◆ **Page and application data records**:
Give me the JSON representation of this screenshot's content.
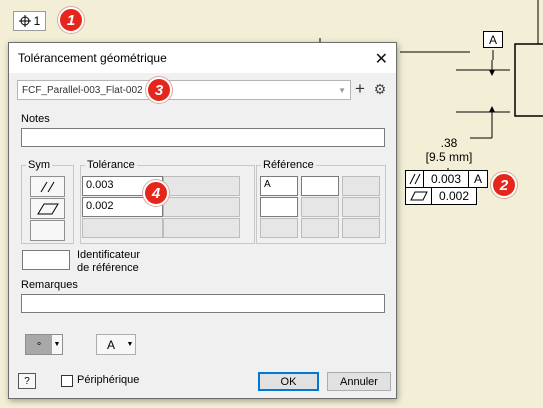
{
  "top_chip": {
    "label": "1"
  },
  "badges": [
    "1",
    "2",
    "3",
    "4"
  ],
  "drawing": {
    "datum_letter": "A",
    "dimension_value": ".38",
    "dimension_metric": "[9.5 mm]",
    "fcf_row1": {
      "tolerance": "0.003",
      "datum": "A"
    },
    "fcf_row2": {
      "tolerance": "0.002"
    }
  },
  "dialog": {
    "title": "Tolérancement géométrique",
    "style_combo": "FCF_Parallel-003_Flat-002",
    "notes_label": "Notes",
    "notes_value": "",
    "sym_label": "Sym",
    "tolerance_label": "Tolérance",
    "tolerance_values": [
      "0.003",
      "0.002"
    ],
    "reference_label": "Référence",
    "reference_values": [
      "A"
    ],
    "identifier_label_line1": "Identificateur",
    "identifier_label_line2": "de référence",
    "remarks_label": "Remarques",
    "remarks_value": "",
    "dot_button": "∘",
    "letter_button": "A",
    "peripheral_label": "Périphérique",
    "peripheral_checked": false,
    "ok_label": "OK",
    "cancel_label": "Annuler"
  },
  "colors": {
    "badge": "#e4261c",
    "background": "#f3efd6",
    "accent": "#0078d7"
  }
}
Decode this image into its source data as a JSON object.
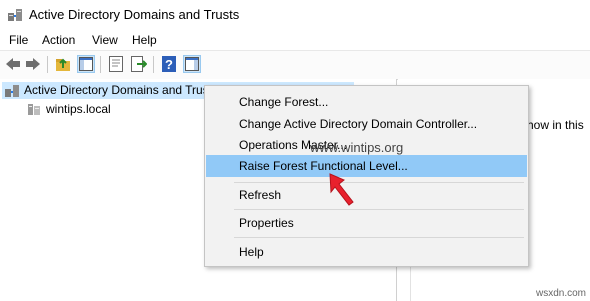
{
  "window": {
    "title": "Active Directory Domains and Trusts"
  },
  "menubar": {
    "file": "File",
    "action": "Action",
    "view": "View",
    "help": "Help"
  },
  "toolbar": {
    "icons": [
      "back-icon",
      "forward-icon",
      "up-folder-icon",
      "show-hide-tree-icon",
      "properties-icon",
      "export-icon",
      "help-icon",
      "show-action-pane-icon"
    ]
  },
  "tree": {
    "root_label": "Active Directory Domains and Trusts [Server2K16.wintips.local]",
    "child_label": "wintips.local"
  },
  "right_pane": {
    "text": "o show in this"
  },
  "context_menu": {
    "items": [
      "Change Forest...",
      "Change Active Directory Domain Controller...",
      "Operations Master...",
      "Raise Forest Functional Level...",
      "Refresh",
      "Properties",
      "Help"
    ],
    "highlighted_index": 3
  },
  "watermark": {
    "text": "www.wintips.org"
  },
  "corner": {
    "text": "wsxdn.com"
  },
  "colors": {
    "highlight": "#91c9f7",
    "tree_selected": "#cce8ff",
    "arrow": "#e8212d"
  }
}
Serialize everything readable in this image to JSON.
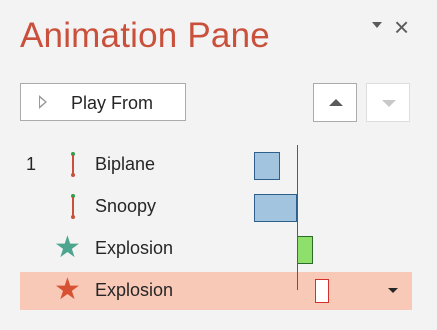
{
  "pane": {
    "title": "Animation Pane",
    "accent_color": "#c9503b"
  },
  "toolbar": {
    "play_from_label": "Play From",
    "play_icon": "play-icon",
    "move_up_icon": "chevron-up-icon",
    "move_down_icon": "chevron-down-icon"
  },
  "animations": [
    {
      "number": "1",
      "name": "Biplane",
      "effect": "motion-path",
      "color": "#a3c4df"
    },
    {
      "number": "",
      "name": "Snoopy",
      "effect": "motion-path",
      "color": "#a3c4df"
    },
    {
      "number": "",
      "name": "Explosion",
      "effect": "entrance",
      "color": "#8ee06a"
    },
    {
      "number": "",
      "name": "Explosion",
      "effect": "exit",
      "color": "#d3312a",
      "selected": true
    }
  ]
}
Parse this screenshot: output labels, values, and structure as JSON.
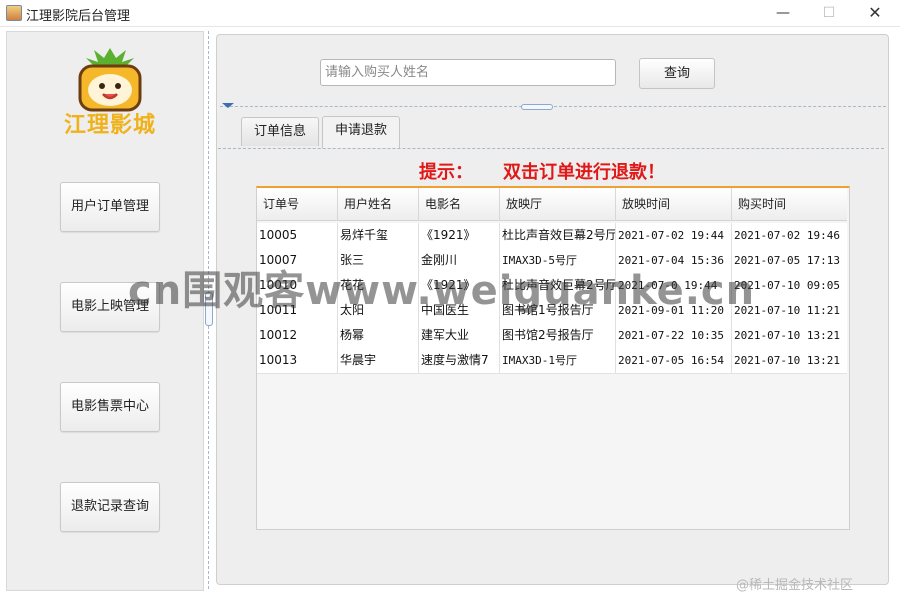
{
  "window": {
    "title": "江理影院后台管理",
    "min": "—",
    "max": "☐",
    "close": "✕"
  },
  "sidebar": {
    "logo_text": "江理影城",
    "items": [
      {
        "label": "用户订单管理"
      },
      {
        "label": "电影上映管理"
      },
      {
        "label": "电影售票中心"
      },
      {
        "label": "退款记录查询"
      }
    ]
  },
  "search": {
    "placeholder": "请输入购买人姓名",
    "button": "查询"
  },
  "tabs": [
    {
      "label": "订单信息"
    },
    {
      "label": "申请退款",
      "active": true
    }
  ],
  "hint": {
    "prefix": "提示：",
    "text": "双击订单进行退款！"
  },
  "table": {
    "headers": [
      "订单号",
      "用户姓名",
      "电影名",
      "放映厅",
      "放映时间",
      "购买时间"
    ],
    "rows": [
      [
        "10005",
        "易烊千玺",
        "《1921》",
        "杜比声音效巨幕2号厅",
        "2021-07-02 19:44",
        "2021-07-02 19:46"
      ],
      [
        "10007",
        "张三",
        "金刚川",
        "IMAX3D-5号厅",
        "2021-07-04 15:36",
        "2021-07-05 17:13"
      ],
      [
        "10010",
        "花花",
        "《1921》",
        "杜比声音效巨幕2号厅",
        "2021-07-0 19:44",
        "2021-07-10 09:05"
      ],
      [
        "10011",
        "太阳",
        "中国医生",
        "图书馆1号报告厅",
        "2021-09-01 11:20",
        "2021-07-10 11:21"
      ],
      [
        "10012",
        "杨幂",
        "建军大业",
        "图书馆2号报告厅",
        "2021-07-22 10:35",
        "2021-07-10 13:21"
      ],
      [
        "10013",
        "华晨宇",
        "速度与激情7",
        "IMAX3D-1号厅",
        "2021-07-05 16:54",
        "2021-07-10 13:21"
      ]
    ]
  },
  "watermark": "cn围观客www.weiguanke.cn",
  "credit": "@稀土掘金技术社区",
  "colors": {
    "hint": "#e01818",
    "logo": "#f0b21a",
    "table_accent": "#f0a030"
  }
}
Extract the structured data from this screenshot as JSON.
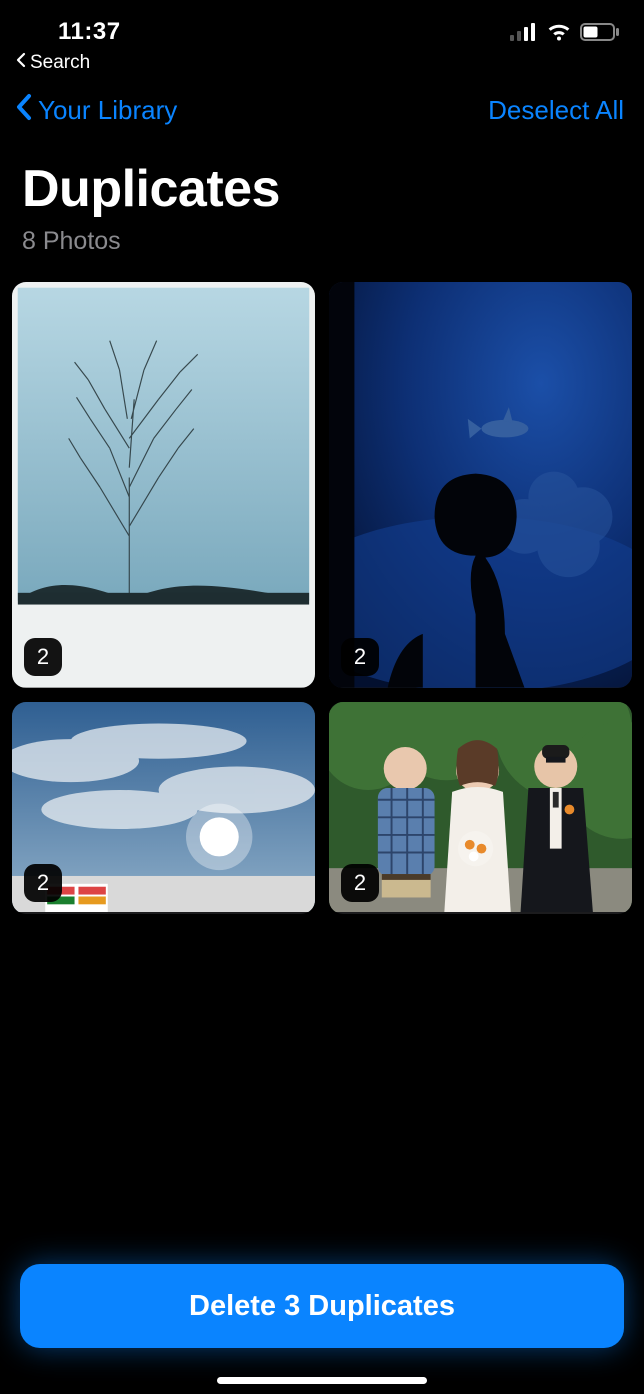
{
  "status": {
    "time": "11:37",
    "breadcrumb": "Search"
  },
  "nav": {
    "back_label": "Your Library",
    "right_action": "Deselect All"
  },
  "title": {
    "heading": "Duplicates",
    "subtitle": "8 Photos"
  },
  "tiles": [
    {
      "badge": "2"
    },
    {
      "badge": "2"
    },
    {
      "badge": "2"
    },
    {
      "badge": "2"
    }
  ],
  "cta": {
    "label": "Delete 3 Duplicates"
  },
  "colors": {
    "accent": "#0a84ff"
  }
}
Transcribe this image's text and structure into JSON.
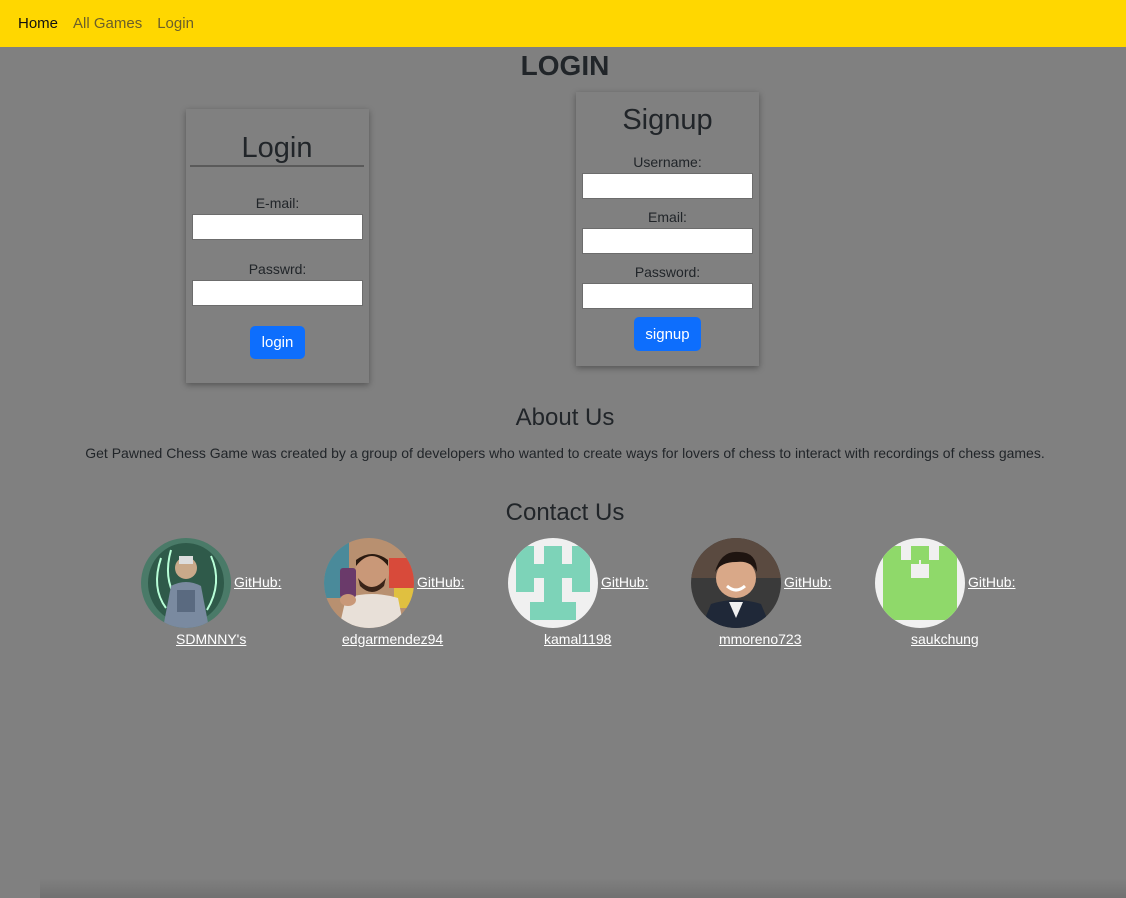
{
  "nav": {
    "links": [
      {
        "label": "Home"
      },
      {
        "label": "All Games"
      },
      {
        "label": "Login"
      }
    ]
  },
  "page": {
    "title": "LOGIN"
  },
  "login_form": {
    "title": "Login",
    "email_label": "E-mail:",
    "email_value": "",
    "password_label": "Passwrd:",
    "password_value": "",
    "submit_label": "login"
  },
  "signup_form": {
    "title": "Signup",
    "username_label": "Username:",
    "username_value": "",
    "email_label": "Email:",
    "email_value": "",
    "password_label": "Password:",
    "password_value": "",
    "submit_label": "signup"
  },
  "about": {
    "title": "About Us",
    "text": "Get Pawned Chess Game was created by a group of developers who wanted to create ways for lovers of chess to interact with recordings of chess games."
  },
  "contact": {
    "title": "Contact Us",
    "members": [
      {
        "github_label": "GitHub:",
        "username": "SDMNNY's",
        "avatar": "illustrated-character"
      },
      {
        "github_label": "GitHub:",
        "username": "edgarmendez94",
        "avatar": "photo-selfie"
      },
      {
        "github_label": "GitHub:",
        "username": "kamal1198",
        "avatar": "identicon-teal",
        "avatar_color": "#7dd3b8"
      },
      {
        "github_label": "GitHub:",
        "username": "mmoreno723",
        "avatar": "photo-portrait"
      },
      {
        "github_label": "GitHub:",
        "username": "saukchung",
        "avatar": "identicon-green",
        "avatar_color": "#8fd96a"
      }
    ]
  },
  "colors": {
    "navbar": "#ffd700",
    "background": "#808080",
    "button": "#0d6efd"
  }
}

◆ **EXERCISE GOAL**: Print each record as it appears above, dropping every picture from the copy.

◆ **OUTPUT FOR THIS TASK**:
Give me the JSON representation of this screenshot's content.
{
  "top_chip": {
    "label": "1"
  },
  "badges": [
    "1",
    "2",
    "3",
    "4"
  ],
  "drawing": {
    "datum_letter": "A",
    "dimension_value": ".38",
    "dimension_metric": "[9.5 mm]",
    "fcf_row1": {
      "tolerance": "0.003",
      "datum": "A"
    },
    "fcf_row2": {
      "tolerance": "0.002"
    }
  },
  "dialog": {
    "title": "Tolérancement géométrique",
    "style_combo": "FCF_Parallel-003_Flat-002",
    "notes_label": "Notes",
    "notes_value": "",
    "sym_label": "Sym",
    "tolerance_label": "Tolérance",
    "tolerance_values": [
      "0.003",
      "0.002"
    ],
    "reference_label": "Référence",
    "reference_values": [
      "A"
    ],
    "identifier_label_line1": "Identificateur",
    "identifier_label_line2": "de référence",
    "remarks_label": "Remarques",
    "remarks_value": "",
    "dot_button": "∘",
    "letter_button": "A",
    "peripheral_label": "Périphérique",
    "peripheral_checked": false,
    "ok_label": "OK",
    "cancel_label": "Annuler"
  },
  "colors": {
    "badge": "#e4261c",
    "background": "#f3efd6",
    "accent": "#0078d7"
  }
}
Decode this image into its source data as a JSON object.
{
  "window": {
    "title": "Active Directory Domains and Trusts"
  },
  "menubar": {
    "file": "File",
    "action": "Action",
    "view": "View",
    "help": "Help"
  },
  "toolbar": {
    "icons": [
      "back-icon",
      "forward-icon",
      "up-folder-icon",
      "show-hide-tree-icon",
      "properties-icon",
      "export-icon",
      "help-icon",
      "show-action-pane-icon"
    ]
  },
  "tree": {
    "root_label": "Active Directory Domains and Trusts [Server2K16.wintips.local]",
    "child_label": "wintips.local"
  },
  "right_pane": {
    "text": "o show in this"
  },
  "context_menu": {
    "items": [
      "Change Forest...",
      "Change Active Directory Domain Controller...",
      "Operations Master...",
      "Raise Forest Functional Level...",
      "Refresh",
      "Properties",
      "Help"
    ],
    "highlighted_index": 3
  },
  "watermark": {
    "text": "www.wintips.org"
  },
  "corner": {
    "text": "wsxdn.com"
  },
  "colors": {
    "highlight": "#91c9f7",
    "tree_selected": "#cce8ff",
    "arrow": "#e8212d"
  }
}
Serialize everything readable in this image to JSON.
{
  "pane": {
    "title": "Animation Pane",
    "accent_color": "#c9503b"
  },
  "toolbar": {
    "play_from_label": "Play From",
    "play_icon": "play-icon",
    "move_up_icon": "chevron-up-icon",
    "move_down_icon": "chevron-down-icon"
  },
  "animations": [
    {
      "number": "1",
      "name": "Biplane",
      "effect": "motion-path",
      "color": "#a3c4df"
    },
    {
      "number": "",
      "name": "Snoopy",
      "effect": "motion-path",
      "color": "#a3c4df"
    },
    {
      "number": "",
      "name": "Explosion",
      "effect": "entrance",
      "color": "#8ee06a"
    },
    {
      "number": "",
      "name": "Explosion",
      "effect": "exit",
      "color": "#d3312a",
      "selected": true
    }
  ]
}
Parse this screenshot: output labels, values, and structure as JSON.
{
  "window": {
    "title": "江理影院后台管理",
    "min": "—",
    "max": "☐",
    "close": "✕"
  },
  "sidebar": {
    "logo_text": "江理影城",
    "items": [
      {
        "label": "用户订单管理"
      },
      {
        "label": "电影上映管理"
      },
      {
        "label": "电影售票中心"
      },
      {
        "label": "退款记录查询"
      }
    ]
  },
  "search": {
    "placeholder": "请输入购买人姓名",
    "button": "查询"
  },
  "tabs": [
    {
      "label": "订单信息"
    },
    {
      "label": "申请退款",
      "active": true
    }
  ],
  "hint": {
    "prefix": "提示：",
    "text": "双击订单进行退款！"
  },
  "table": {
    "headers": [
      "订单号",
      "用户姓名",
      "电影名",
      "放映厅",
      "放映时间",
      "购买时间"
    ],
    "rows": [
      [
        "10005",
        "易烊千玺",
        "《1921》",
        "杜比声音效巨幕2号厅",
        "2021-07-02 19:44",
        "2021-07-02 19:46"
      ],
      [
        "10007",
        "张三",
        "金刚川",
        "IMAX3D-5号厅",
        "2021-07-04 15:36",
        "2021-07-05 17:13"
      ],
      [
        "10010",
        "花花",
        "《1921》",
        "杜比声音效巨幕2号厅",
        "2021-07-0 19:44",
        "2021-07-10 09:05"
      ],
      [
        "10011",
        "太阳",
        "中国医生",
        "图书馆1号报告厅",
        "2021-09-01 11:20",
        "2021-07-10 11:21"
      ],
      [
        "10012",
        "杨幂",
        "建军大业",
        "图书馆2号报告厅",
        "2021-07-22 10:35",
        "2021-07-10 13:21"
      ],
      [
        "10013",
        "华晨宇",
        "速度与激情7",
        "IMAX3D-1号厅",
        "2021-07-05 16:54",
        "2021-07-10 13:21"
      ]
    ]
  },
  "watermark": "cn围观客www.weiguanke.cn",
  "credit": "@稀土掘金技术社区",
  "colors": {
    "hint": "#e01818",
    "logo": "#f0b21a",
    "table_accent": "#f0a030"
  }
}
Extract the structured data from this screenshot as JSON.
{
  "status": {
    "time": "11:37",
    "breadcrumb": "Search"
  },
  "nav": {
    "back_label": "Your Library",
    "right_action": "Deselect All"
  },
  "title": {
    "heading": "Duplicates",
    "subtitle": "8 Photos"
  },
  "tiles": [
    {
      "badge": "2"
    },
    {
      "badge": "2"
    },
    {
      "badge": "2"
    },
    {
      "badge": "2"
    }
  ],
  "cta": {
    "label": "Delete 3 Duplicates"
  },
  "colors": {
    "accent": "#0a84ff"
  }
}
Transcribe this image's text and structure into JSON.
{
  "nav": {
    "links": [
      {
        "label": "Home"
      },
      {
        "label": "All Games"
      },
      {
        "label": "Login"
      }
    ]
  },
  "page": {
    "title": "LOGIN"
  },
  "login_form": {
    "title": "Login",
    "email_label": "E-mail:",
    "email_value": "",
    "password_label": "Passwrd:",
    "password_value": "",
    "submit_label": "login"
  },
  "signup_form": {
    "title": "Signup",
    "username_label": "Username:",
    "username_value": "",
    "email_label": "Email:",
    "email_value": "",
    "password_label": "Password:",
    "password_value": "",
    "submit_label": "signup"
  },
  "about": {
    "title": "About Us",
    "text": "Get Pawned Chess Game was created by a group of developers who wanted to create ways for lovers of chess to interact with recordings of chess games."
  },
  "contact": {
    "title": "Contact Us",
    "members": [
      {
        "github_label": "GitHub:",
        "username": "SDMNNY's",
        "avatar": "illustrated-character"
      },
      {
        "github_label": "GitHub:",
        "username": "edgarmendez94",
        "avatar": "photo-selfie"
      },
      {
        "github_label": "GitHub:",
        "username": "kamal1198",
        "avatar": "identicon-teal",
        "avatar_color": "#7dd3b8"
      },
      {
        "github_label": "GitHub:",
        "username": "mmoreno723",
        "avatar": "photo-portrait"
      },
      {
        "github_label": "GitHub:",
        "username": "saukchung",
        "avatar": "identicon-green",
        "avatar_color": "#8fd96a"
      }
    ]
  },
  "colors": {
    "navbar": "#ffd700",
    "background": "#808080",
    "button": "#0d6efd"
  }
}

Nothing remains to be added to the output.